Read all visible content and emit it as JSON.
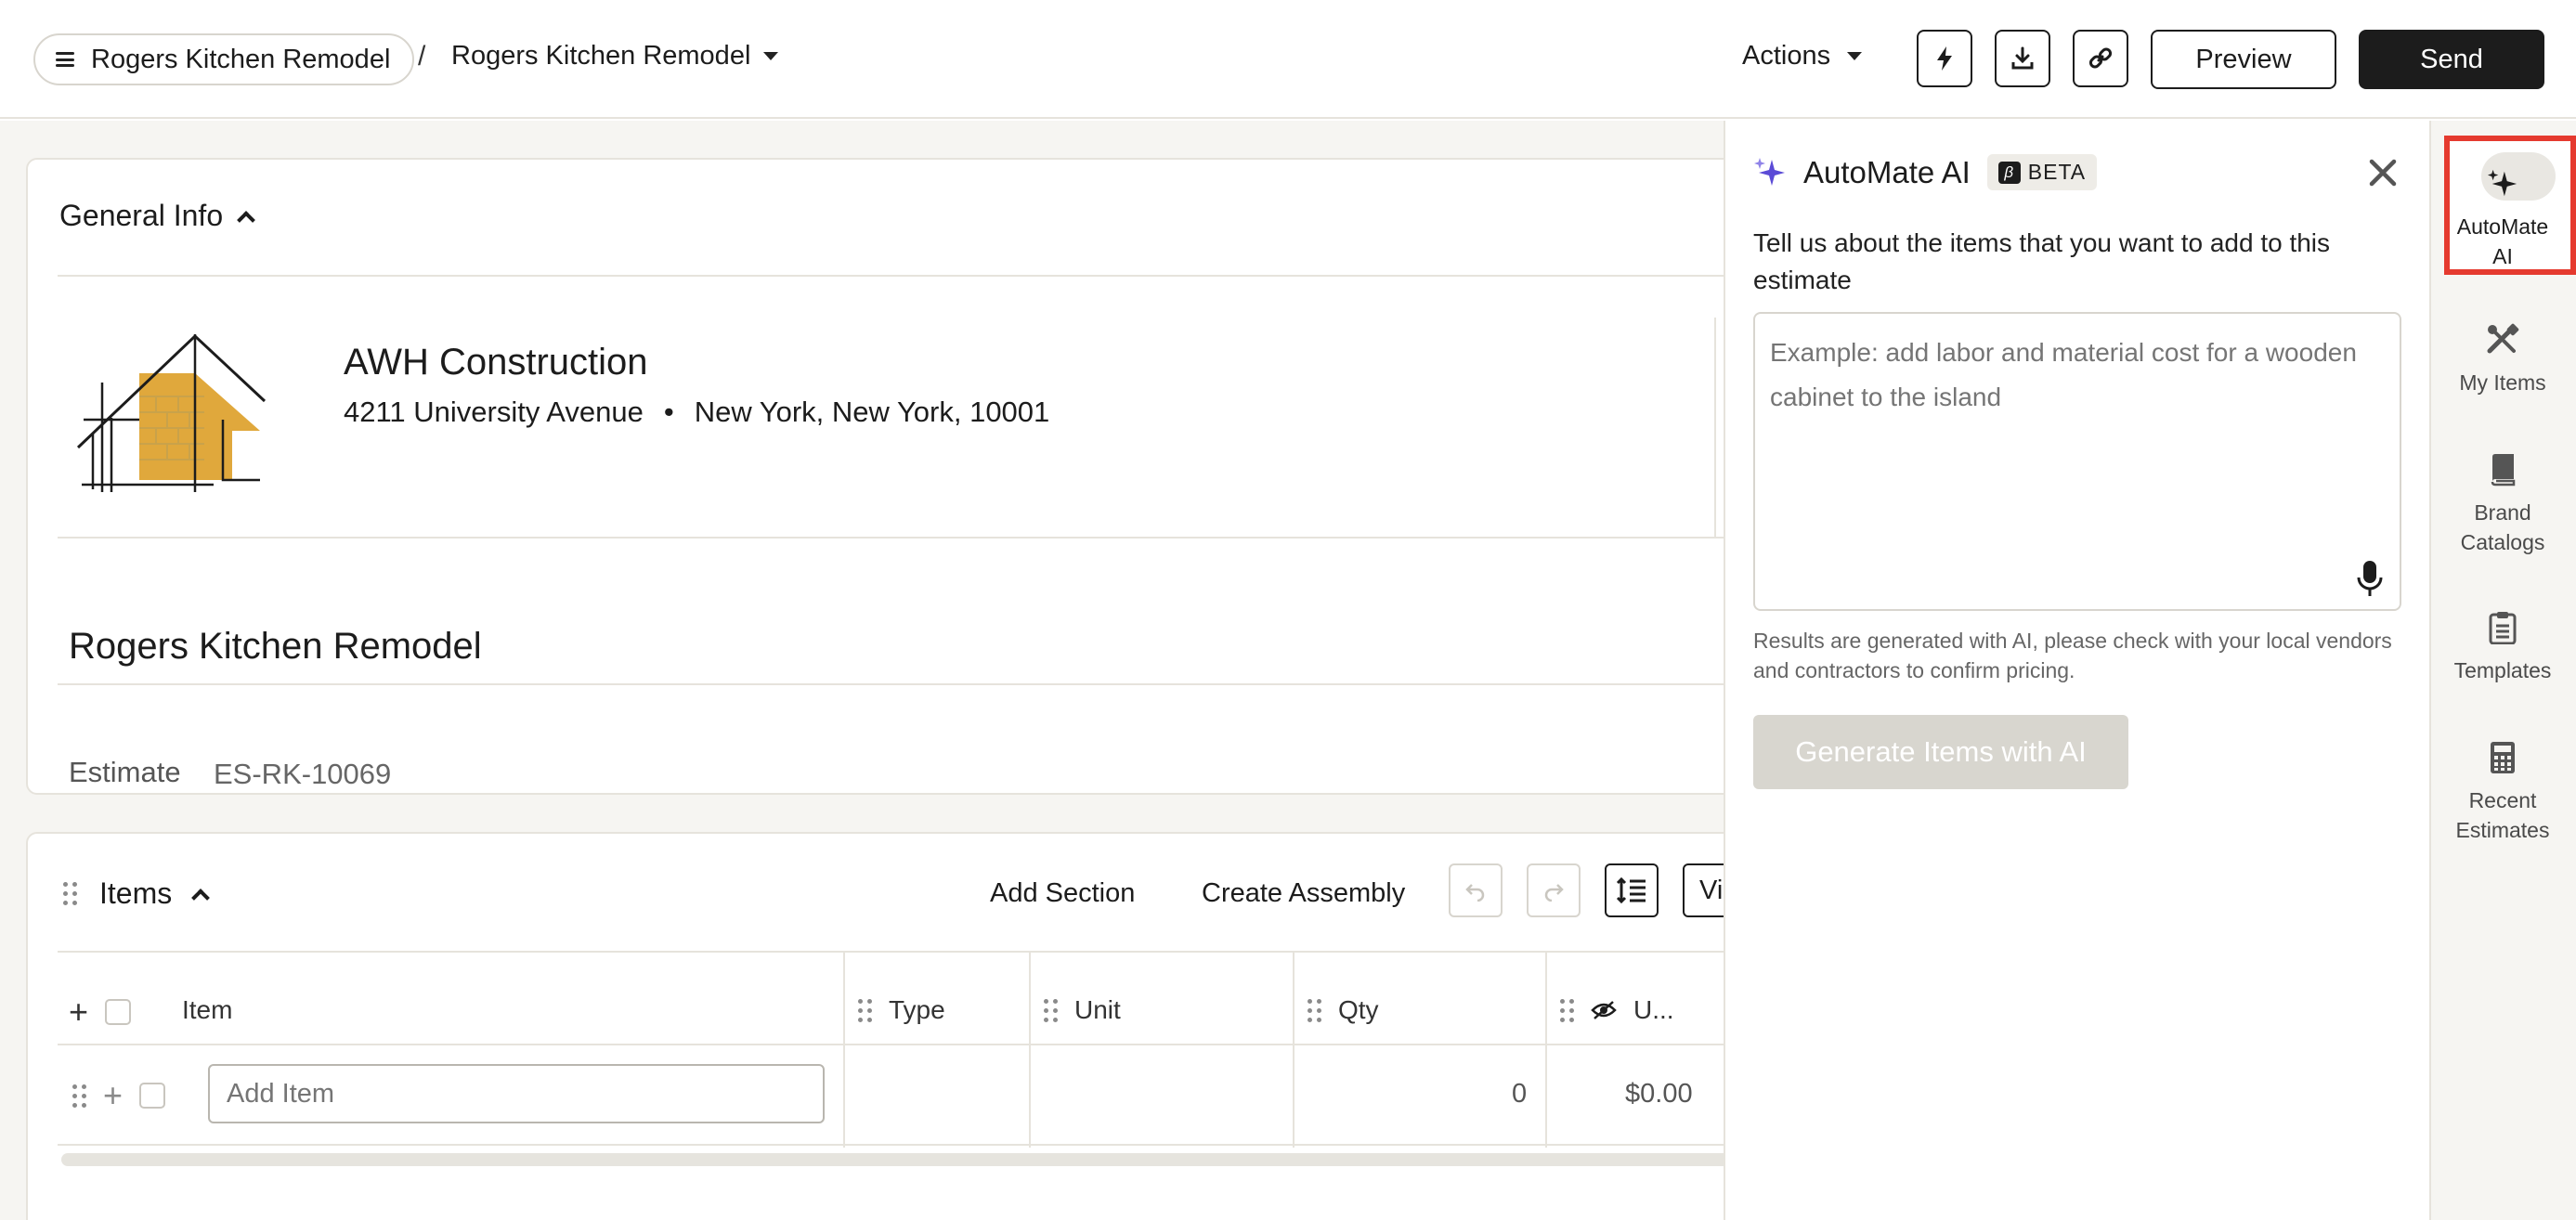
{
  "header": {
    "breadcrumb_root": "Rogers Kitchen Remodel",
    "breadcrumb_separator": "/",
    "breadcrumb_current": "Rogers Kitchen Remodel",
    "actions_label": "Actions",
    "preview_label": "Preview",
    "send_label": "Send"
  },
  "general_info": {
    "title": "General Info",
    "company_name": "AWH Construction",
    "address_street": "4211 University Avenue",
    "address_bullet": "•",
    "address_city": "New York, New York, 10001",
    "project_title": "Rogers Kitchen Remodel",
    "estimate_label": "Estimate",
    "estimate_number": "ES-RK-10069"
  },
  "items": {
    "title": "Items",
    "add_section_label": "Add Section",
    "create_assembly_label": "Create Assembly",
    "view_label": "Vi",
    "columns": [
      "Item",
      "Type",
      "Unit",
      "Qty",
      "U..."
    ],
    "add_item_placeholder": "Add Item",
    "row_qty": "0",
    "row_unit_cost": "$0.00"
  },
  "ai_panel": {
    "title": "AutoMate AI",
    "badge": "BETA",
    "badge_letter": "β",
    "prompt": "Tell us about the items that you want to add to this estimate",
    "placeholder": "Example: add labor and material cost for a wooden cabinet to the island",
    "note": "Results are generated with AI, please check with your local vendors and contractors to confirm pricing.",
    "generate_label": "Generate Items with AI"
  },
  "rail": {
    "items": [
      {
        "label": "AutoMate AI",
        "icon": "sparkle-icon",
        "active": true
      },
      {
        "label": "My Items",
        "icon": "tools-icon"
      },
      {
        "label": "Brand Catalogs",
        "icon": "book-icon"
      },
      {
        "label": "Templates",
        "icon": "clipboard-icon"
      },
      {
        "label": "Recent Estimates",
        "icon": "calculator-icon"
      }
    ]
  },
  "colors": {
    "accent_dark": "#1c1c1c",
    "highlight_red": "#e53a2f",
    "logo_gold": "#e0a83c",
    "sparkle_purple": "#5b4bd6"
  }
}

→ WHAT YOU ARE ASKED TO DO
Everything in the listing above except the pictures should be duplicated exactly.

→ ANSWER TO THE PROBLEM
Read all visible content and emit it as JSON.
{
  "header": {
    "breadcrumb_root": "Rogers Kitchen Remodel",
    "breadcrumb_separator": "/",
    "breadcrumb_current": "Rogers Kitchen Remodel",
    "actions_label": "Actions",
    "preview_label": "Preview",
    "send_label": "Send"
  },
  "general_info": {
    "title": "General Info",
    "company_name": "AWH Construction",
    "address_street": "4211 University Avenue",
    "address_bullet": "•",
    "address_city": "New York, New York, 10001",
    "project_title": "Rogers Kitchen Remodel",
    "estimate_label": "Estimate",
    "estimate_number": "ES-RK-10069"
  },
  "items": {
    "title": "Items",
    "add_section_label": "Add Section",
    "create_assembly_label": "Create Assembly",
    "view_label": "Vi",
    "columns": [
      "Item",
      "Type",
      "Unit",
      "Qty",
      "U..."
    ],
    "add_item_placeholder": "Add Item",
    "row_qty": "0",
    "row_unit_cost": "$0.00"
  },
  "ai_panel": {
    "title": "AutoMate AI",
    "badge": "BETA",
    "badge_letter": "β",
    "prompt": "Tell us about the items that you want to add to this estimate",
    "placeholder": "Example: add labor and material cost for a wooden cabinet to the island",
    "note": "Results are generated with AI, please check with your local vendors and contractors to confirm pricing.",
    "generate_label": "Generate Items with AI"
  },
  "rail": {
    "items": [
      {
        "label": "AutoMate AI",
        "icon": "sparkle-icon",
        "active": true
      },
      {
        "label": "My Items",
        "icon": "tools-icon"
      },
      {
        "label": "Brand Catalogs",
        "icon": "book-icon"
      },
      {
        "label": "Templates",
        "icon": "clipboard-icon"
      },
      {
        "label": "Recent Estimates",
        "icon": "calculator-icon"
      }
    ]
  },
  "colors": {
    "accent_dark": "#1c1c1c",
    "highlight_red": "#e53a2f",
    "logo_gold": "#e0a83c",
    "sparkle_purple": "#5b4bd6"
  }
}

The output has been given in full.